In December, the senior magistrate said that the “backlog” at his court might not be what it seems, in light of the fact that the court was closed for most of 2019 and part of 2018.
The data showed that at the end of October 2020, there were 520 matters pending before the court
Burnett, however, said that 544 matters entered the system from January to October 2020, with 323 cases entering between June and October.
This is in addition to the matters that were pending before those periods.
“So, even though the court was closed for most of 2019 and part of 2018, we are not doing as bad as the figures may show without analysing them properly,” Burnett said.
In his recent comments, Gonsalves said that he wants to see the High Court addressing the backlog of criminal cases.
“… because some of the data that I’ve seen, I’m not happy about it,” said Gonsalves, who is also minister of justice.
He said that a lady had written him a letter, which he sent on to the Office of the Director of Public Prosecution (DPP).
“A person was charged for murder in 2018. The preliminary inquiry was completed in June 2019. So far, so good. But they have not had a trial yet. That’s not acceptable,” the prime minister said, adding that he knows there is “enough blame to go around”.
Gonsalves, who is also a lawyer, said he had seen a statement from the bench by one magistrate saying that lawyers contribute to the backlog by asking for adjournments.
“…and I happen to know that and when I said so in the Parliament, a junior lawyer tried to take me on it. But I know, for a fact that lawyers ask for adjournments for all kinds of reasons — connected to their workload, connected to the fact that they might get a down payment and ain’t get any more money. And, and in the legal profession, money is money is the oxygen of the profession. Without money, lawyers tell you they can’t breathe.”
The prime minister said he was not saying that lawyers must not get their money.
“But the point is this: There is a limit to which you can have adjournment after adjournment.
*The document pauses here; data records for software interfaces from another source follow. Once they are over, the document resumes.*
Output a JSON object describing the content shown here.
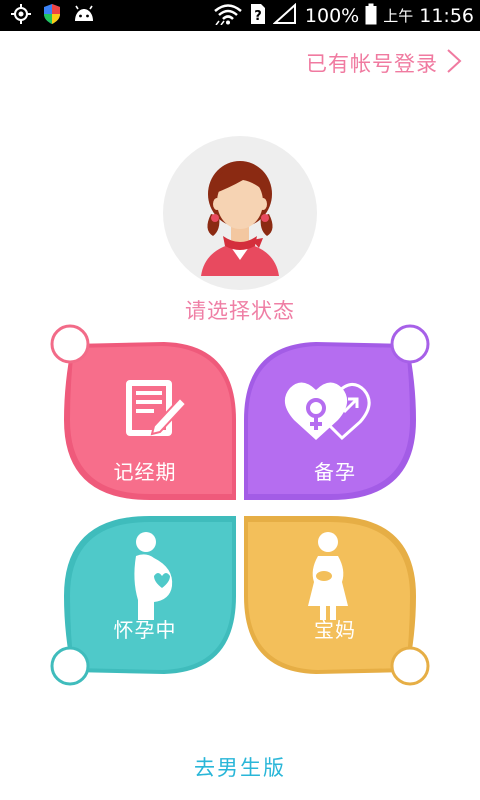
{
  "status_bar": {
    "battery": "100%",
    "ampm": "上午",
    "time": "11:56",
    "icons": [
      "gps-icon",
      "shield-icon",
      "android-icon",
      "wifi-icon",
      "no-sim-icon",
      "signal-icon",
      "battery-icon"
    ]
  },
  "header": {
    "login_label": "已有帐号登录"
  },
  "main": {
    "prompt": "请选择状态",
    "options": [
      {
        "label": "记经期",
        "icon": "notepad-pen-icon",
        "color": "#f76e8b"
      },
      {
        "label": "备孕",
        "icon": "heart-gender-icon",
        "color": "#b56df0"
      },
      {
        "label": "怀孕中",
        "icon": "pregnant-icon",
        "color": "#4fc9c9"
      },
      {
        "label": "宝妈",
        "icon": "mother-baby-icon",
        "color": "#f3bf5a"
      }
    ]
  },
  "footer": {
    "switch_label": "去男生版"
  }
}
But it’s just not right for persons to be in custody for inordinate lengths of time awaiting trial. Simply not right.”
He said there cases where persons wait two or three years for trial and then the DPP discontinue the case or accepts a guilty plea on a lesser charge, say, manslaughter rather than murder.
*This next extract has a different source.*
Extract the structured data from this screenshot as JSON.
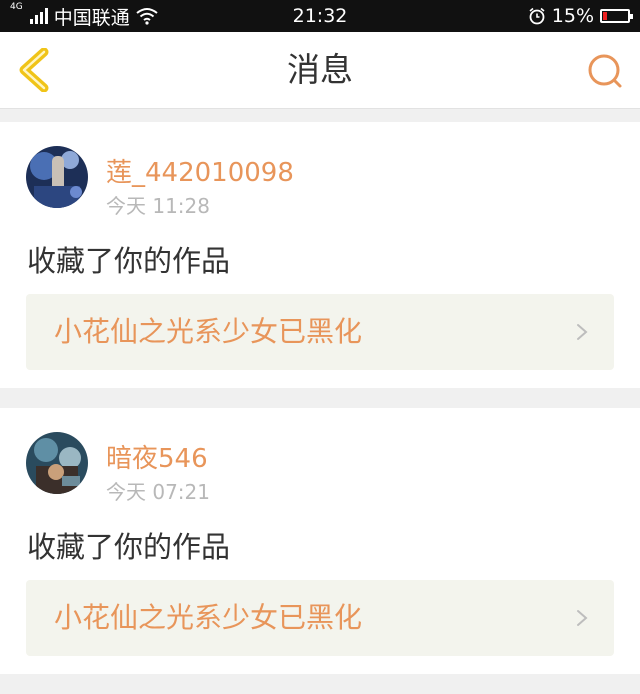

“Why those things can’t be done much earlier? And the case where you are inside [prison] two, three years or more and then you’re acquitted, or the case doesn’t go on, the case is discontinued or whatever the reason, you’d have spent two, three years of your life in jail.
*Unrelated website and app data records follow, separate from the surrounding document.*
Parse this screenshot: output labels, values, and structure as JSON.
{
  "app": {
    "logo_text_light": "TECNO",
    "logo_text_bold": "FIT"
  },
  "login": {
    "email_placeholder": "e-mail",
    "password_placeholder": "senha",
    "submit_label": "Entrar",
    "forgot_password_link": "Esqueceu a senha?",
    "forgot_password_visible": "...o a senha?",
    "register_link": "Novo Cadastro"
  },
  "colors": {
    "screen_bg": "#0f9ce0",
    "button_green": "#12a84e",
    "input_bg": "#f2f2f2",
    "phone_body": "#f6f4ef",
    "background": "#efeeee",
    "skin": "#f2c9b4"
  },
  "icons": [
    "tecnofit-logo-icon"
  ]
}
“It’s not fair; absolutely not fair. And I’m going to talk about this thing.”
Gonsalves noted that his government added a second criminal court in February 2020 in an attempt to reduce the backlog.
“Okay, I know COVID, slow down jury trial. But we have to make sure that we get these trials going, we have to do things in a practical manner,” he said.
The prime minister said that the DPP has written “a long document, which has been circulated to everybody as to how certain things can be improved.”
Gonsalves further said he was surprised to learn earlier this year that there are some persons who are appealing their criminal convictions could not get a transcript from the High Court because they could not afford the cost.
“As soon as it was drawn to my attention, I said, this state will pay for those transcripts. And I gave instructions to hire individuals who can do the transcription outside of the government service.
“Look, I take these things very seriously. And I’m talking about it and if I don’t provide the facilities, criticise me and I will accept the criticism in good faith as they are made, and set about to do correctives.
“But this matter, it has been brought to the attention of the chief justice. And I will draw it again to the attention of the chief justice, and I will speak about it publicly.”
The prime minister said he was not interfering in the independence of the judiciary or telling the judiciary how to do its work.
“That’s not my business. But it is my business and every citizen’s business if an accused person does not get a fair trial within a reasonable time and especially so if the person is incarcerated.”
He said that a woman had called him from overseas, saying her son was in prison because he had no relatives in St. Vincent and the Grenadines to bail him.
“Well, surely after a little while that you can’t get somebody to sign as surety, do something else. Let him surrender his passport, his ID card to the court and let him report every day, if need be, to a police station in his district.
“You could impose bail conditions. You can put a curfew on him. We just have to do things in an innovative [manner]. It’s not for me to tell people to do their work. And I’m not doing that. I can’t do that. But it’s just not fair. It’s not right,” Gonsalves said.